*Problem*. Down to the last line, print the data that follows exactly, without its pictures.

*Dataset extract*.
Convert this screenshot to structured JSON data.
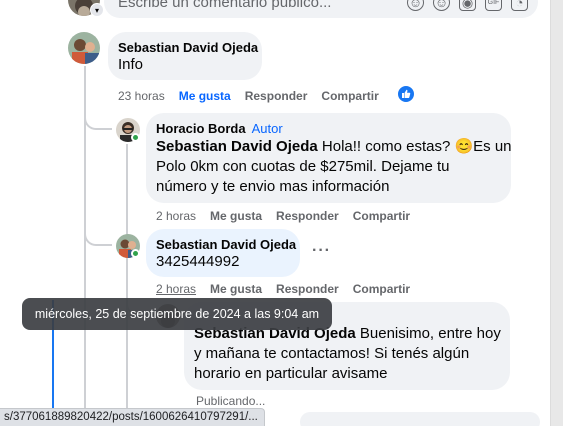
{
  "composer": {
    "placeholder": "Escribe un comentario público..."
  },
  "comments": [
    {
      "author": "Sebastian David Ojeda",
      "text": "Info",
      "time": "23 horas",
      "like_label": "Me gusta",
      "reply_label": "Responder",
      "share_label": "Compartir"
    },
    {
      "author": "Horacio Borda",
      "author_badge": "Autor",
      "mention": "Sebastian David Ojeda",
      "text_l1": " Hola!! como estas? ",
      "emoji": "😊",
      "text_l1b": "Es un",
      "text_l2": "Polo 0km con cuotas de $275mil. Dejame tu",
      "text_l3": "número y te envio mas información",
      "time": "2 horas",
      "like_label": "Me gusta",
      "reply_label": "Responder",
      "share_label": "Compartir"
    },
    {
      "author": "Sebastian David Ojeda",
      "text": "3425444992",
      "time": "2 horas",
      "like_label": "Me gusta",
      "reply_label": "Responder",
      "share_label": "Compartir"
    },
    {
      "mention": "Sebastian David Ojeda",
      "text_l1": " Buenisimo, entre hoy",
      "text_l2": "y mañana te contactamos! Si tenés algún",
      "text_l3": "horario en particular avisame",
      "status": "Publicando..."
    }
  ],
  "tooltip": "miércoles, 25 de septiembre de 2024 a las 9:04 am",
  "status_url": "s/377061889820422/posts/1600626410797291/...",
  "colors": {
    "accent": "#0866ff",
    "bubble": "#f0f2f5",
    "bubble_hover": "#eaf3fe",
    "tooltip_bg": "#3c3e42",
    "like_badge": "#1877f2"
  }
}
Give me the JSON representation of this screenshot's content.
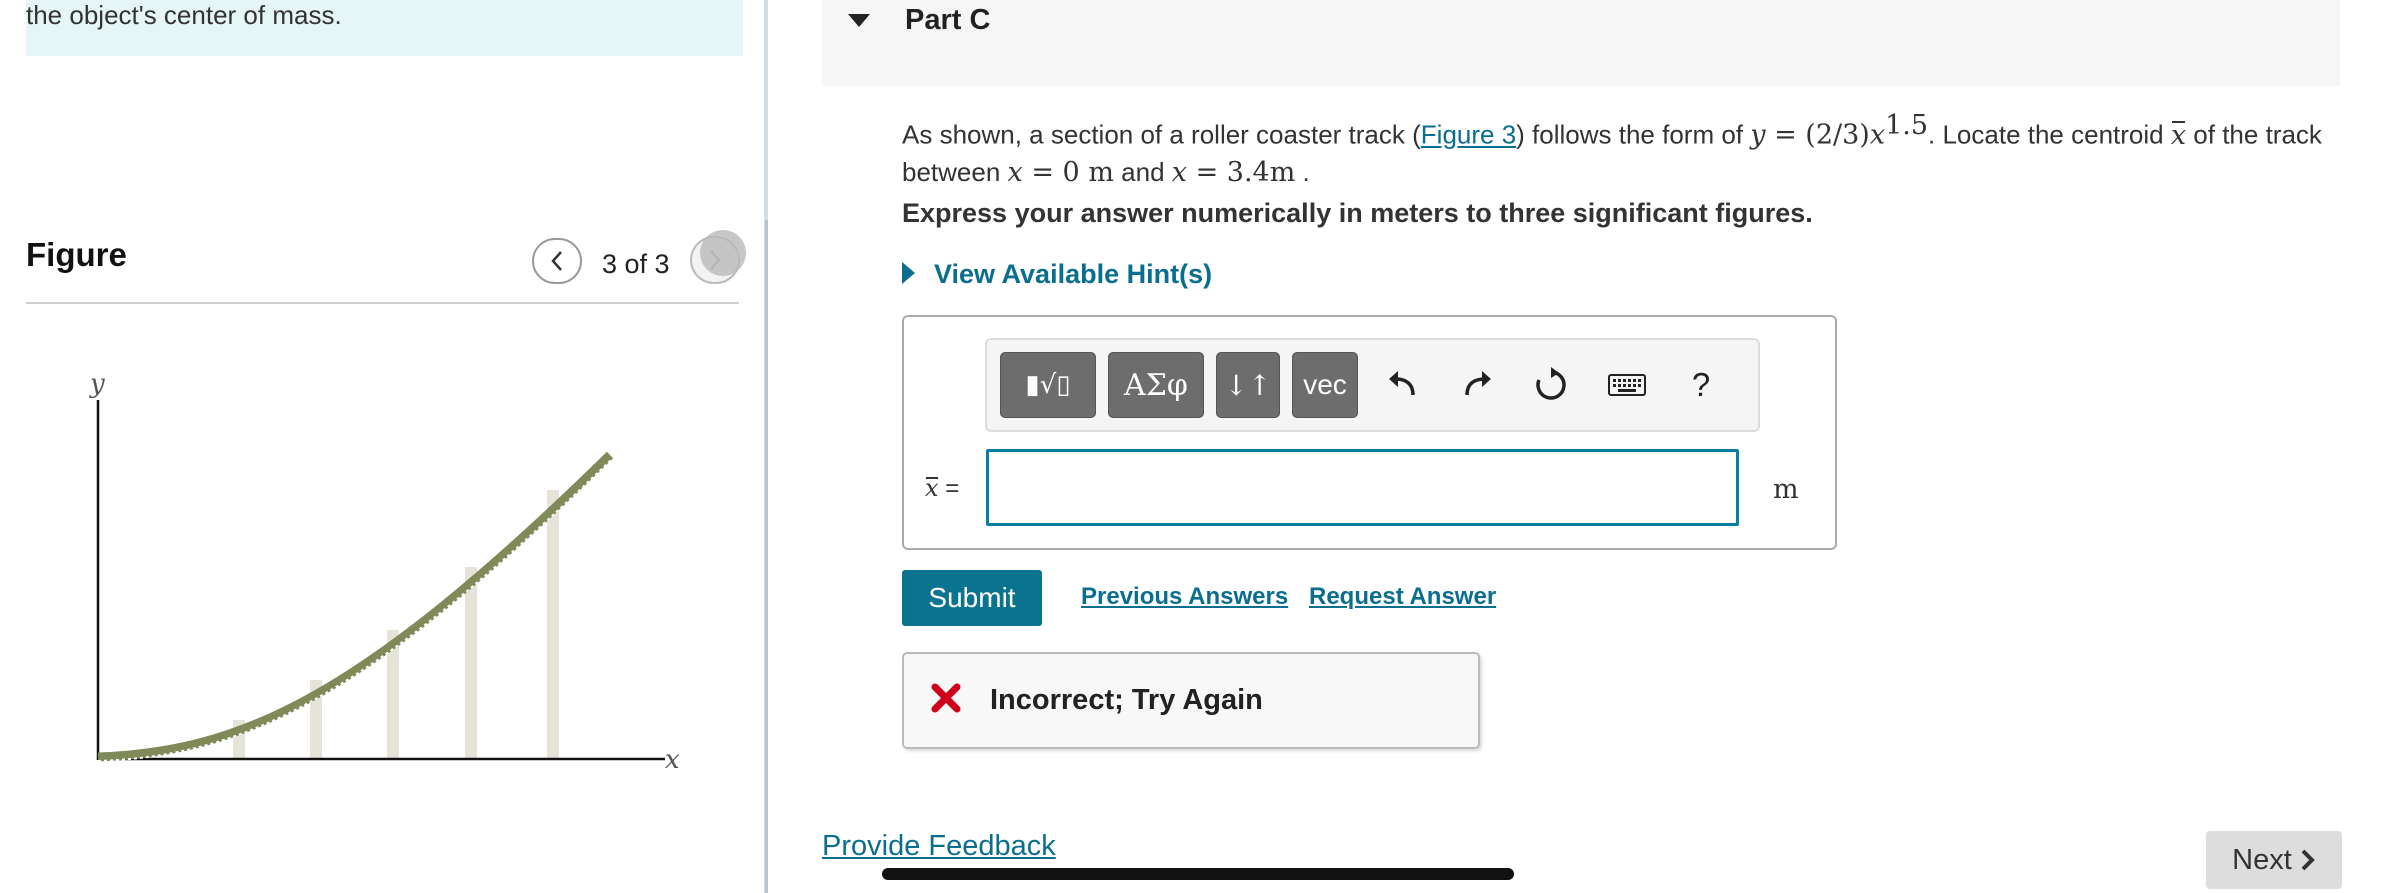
{
  "left_panel": {
    "note_text": "the object's center of mass.",
    "figure_title": "Figure",
    "figure_counter": "3 of 3",
    "figure_axis_y": "y",
    "figure_axis_x": "x"
  },
  "part": {
    "title": "Part C",
    "question_prefix": "As shown, a section of a roller coaster track (",
    "figure_link": "Figure 3",
    "question_mid": ") follows the form of ",
    "equation_lhs": "y",
    "equation_rhs": " = (2/3)",
    "equation_var": "x",
    "equation_exp": "1.5",
    "question_mid2": ". Locate the centroid ",
    "centroid_symbol": "x",
    "question_mid3": " of the track",
    "question_between": "between ",
    "x_start_var": "x",
    "x_start_val": " = 0 m",
    "question_and": " and ",
    "x_end_var": "x",
    "x_end_val": " = 3.4m",
    "question_end": " .",
    "instruction": "Express your answer numerically in meters to three significant figures.",
    "hint_link": "View Available Hint(s)"
  },
  "toolbar": {
    "templates_label": "▮√▯",
    "greek_label": "ΑΣφ",
    "arrows_label": "↓↑",
    "vec_label": "vec",
    "help_label": "?"
  },
  "answer": {
    "label_var": "x",
    "label_eq": " =",
    "value": "",
    "unit": "m"
  },
  "actions": {
    "submit": "Submit",
    "previous_answers": "Previous Answers",
    "request_answer": "Request Answer"
  },
  "feedback": {
    "text": "Incorrect; Try Again",
    "icon_color": "#d0021b"
  },
  "footer": {
    "provide_feedback": "Provide Feedback",
    "next": "Next"
  },
  "colors": {
    "accent": "#0a7490",
    "link": "#0a6e8f",
    "note_bg": "#e6f6f6"
  }
}
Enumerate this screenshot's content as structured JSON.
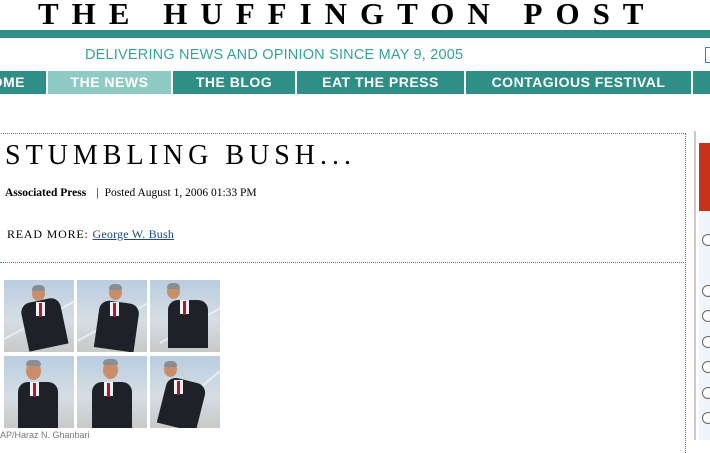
{
  "masthead": {
    "title": "THE HUFFINGTON POST"
  },
  "tagline": "DELIVERING NEWS AND OPINION SINCE MAY 9, 2005",
  "nav": {
    "items": [
      {
        "label": "HOME",
        "active": false
      },
      {
        "label": "THE NEWS",
        "active": true
      },
      {
        "label": "THE BLOG",
        "active": false
      },
      {
        "label": "EAT THE PRESS",
        "active": false
      },
      {
        "label": "CONTAGIOUS FESTIVAL",
        "active": false
      }
    ]
  },
  "article": {
    "title": "STUMBLING BUSH...",
    "source": "Associated Press",
    "separator": "|",
    "posted": "Posted August 1, 2006 01:33 PM",
    "read_more_label": "READ MORE:",
    "read_more_link": "George W. Bush",
    "photo_caption": "AP/Haraz N. Ghanbari"
  },
  "colors": {
    "brand_teal": "#2f8f87",
    "active_tab": "#8fcac4",
    "tagline": "#35a29b",
    "link": "#1a4a8a",
    "sidebar_red": "#c8321b"
  },
  "sidebar": {
    "radio_count": 7
  }
}
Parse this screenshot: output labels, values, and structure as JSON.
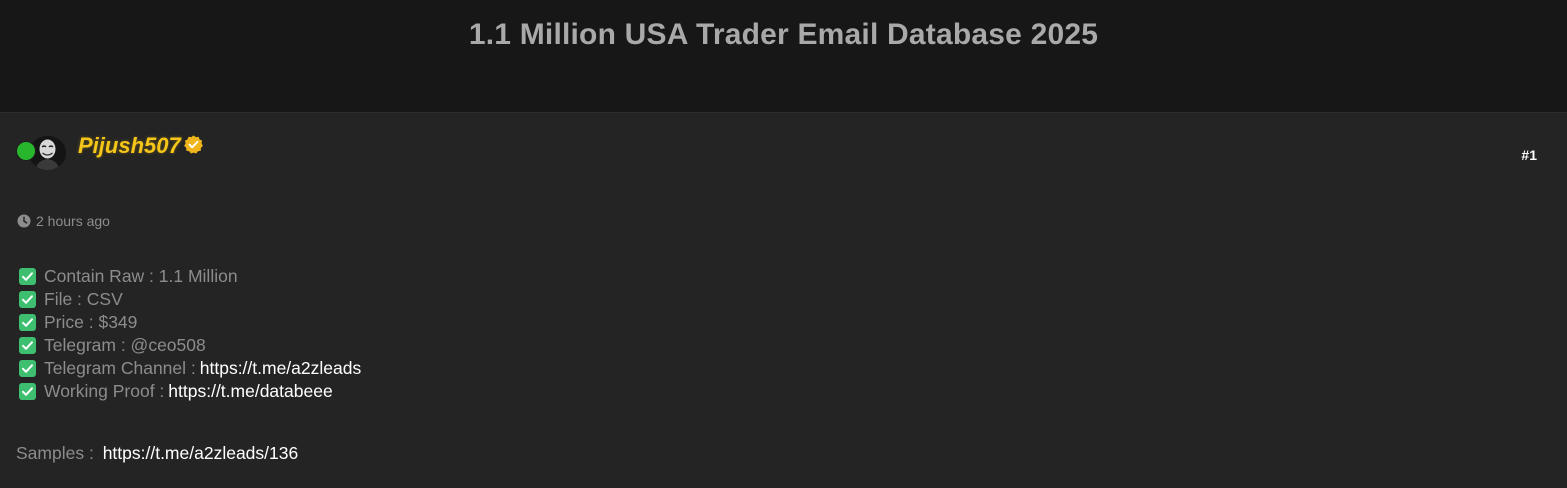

*Solution below*.
Convert this screenshot to structured JSON data.
{
  "composer": {
    "placeholder": "Escribe un comentario público..."
  },
  "comments": [
    {
      "author": "Sebastian David Ojeda",
      "text": "Info",
      "time": "23 horas",
      "like_label": "Me gusta",
      "reply_label": "Responder",
      "share_label": "Compartir"
    },
    {
      "author": "Horacio Borda",
      "author_badge": "Autor",
      "mention": "Sebastian David Ojeda",
      "text_l1": " Hola!! como estas? ",
      "emoji": "😊",
      "text_l1b": "Es un",
      "text_l2": "Polo 0km con cuotas de $275mil. Dejame tu",
      "text_l3": "número y te envio mas información",
      "time": "2 horas",
      "like_label": "Me gusta",
      "reply_label": "Responder",
      "share_label": "Compartir"
    },
    {
      "author": "Sebastian David Ojeda",
      "text": "3425444992",
      "time": "2 horas",
      "like_label": "Me gusta",
      "reply_label": "Responder",
      "share_label": "Compartir"
    },
    {
      "mention": "Sebastian David Ojeda",
      "text_l1": " Buenisimo, entre hoy",
      "text_l2": "y mañana te contactamos! Si tenés algún",
      "text_l3": "horario en particular avisame",
      "status": "Publicando..."
    }
  ],
  "tooltip": "miércoles, 25 de septiembre de 2024 a las 9:04 am",
  "status_url": "s/377061889820422/posts/1600626410797291/...",
  "colors": {
    "accent": "#0866ff",
    "bubble": "#f0f2f5",
    "bubble_hover": "#eaf3fe",
    "tooltip_bg": "#3c3e42",
    "like_badge": "#1877f2"
  }
}
Give me the JSON representation of this screenshot's content.
{
  "left_panel": {
    "note_text": "the object's center of mass.",
    "figure_title": "Figure",
    "figure_counter": "3 of 3",
    "figure_axis_y": "y",
    "figure_axis_x": "x"
  },
  "part": {
    "title": "Part C",
    "question_prefix": "As shown, a section of a roller coaster track (",
    "figure_link": "Figure 3",
    "question_mid": ") follows the form of ",
    "equation_lhs": "y",
    "equation_rhs": " = (2/3)",
    "equation_var": "x",
    "equation_exp": "1.5",
    "question_mid2": ". Locate the centroid ",
    "centroid_symbol": "x",
    "question_mid3": " of the track",
    "question_between": "between ",
    "x_start_var": "x",
    "x_start_val": " = 0 m",
    "question_and": " and ",
    "x_end_var": "x",
    "x_end_val": " = 3.4m",
    "question_end": " .",
    "instruction": "Express your answer numerically in meters to three significant figures.",
    "hint_link": "View Available Hint(s)"
  },
  "toolbar": {
    "templates_label": "▮√▯",
    "greek_label": "ΑΣφ",
    "arrows_label": "↓↑",
    "vec_label": "vec",
    "help_label": "?"
  },
  "answer": {
    "label_var": "x",
    "label_eq": " =",
    "value": "",
    "unit": "m"
  },
  "actions": {
    "submit": "Submit",
    "previous_answers": "Previous Answers",
    "request_answer": "Request Answer"
  },
  "feedback": {
    "text": "Incorrect; Try Again",
    "icon_color": "#d0021b"
  },
  "footer": {
    "provide_feedback": "Provide Feedback",
    "next": "Next"
  },
  "colors": {
    "accent": "#0a7490",
    "link": "#0a6e8f",
    "note_bg": "#e6f6f6"
  }
}
Enumerate this screenshot's content as structured JSON.
{
  "masthead": {
    "title": "THE HUFFINGTON POST"
  },
  "tagline": "DELIVERING NEWS AND OPINION SINCE MAY 9, 2005",
  "nav": {
    "items": [
      {
        "label": "HOME",
        "active": false
      },
      {
        "label": "THE NEWS",
        "active": true
      },
      {
        "label": "THE BLOG",
        "active": false
      },
      {
        "label": "EAT THE PRESS",
        "active": false
      },
      {
        "label": "CONTAGIOUS FESTIVAL",
        "active": false
      }
    ]
  },
  "article": {
    "title": "STUMBLING BUSH...",
    "source": "Associated Press",
    "separator": "|",
    "posted": "Posted August 1, 2006 01:33 PM",
    "read_more_label": "READ MORE:",
    "read_more_link": "George W. Bush",
    "photo_caption": "AP/Haraz N. Ghanbari"
  },
  "colors": {
    "brand_teal": "#2f8f87",
    "active_tab": "#8fcac4",
    "tagline": "#35a29b",
    "link": "#1a4a8a",
    "sidebar_red": "#c8321b"
  },
  "sidebar": {
    "radio_count": 7
  }
}
Parse this screenshot: output labels, values, and structure as JSON.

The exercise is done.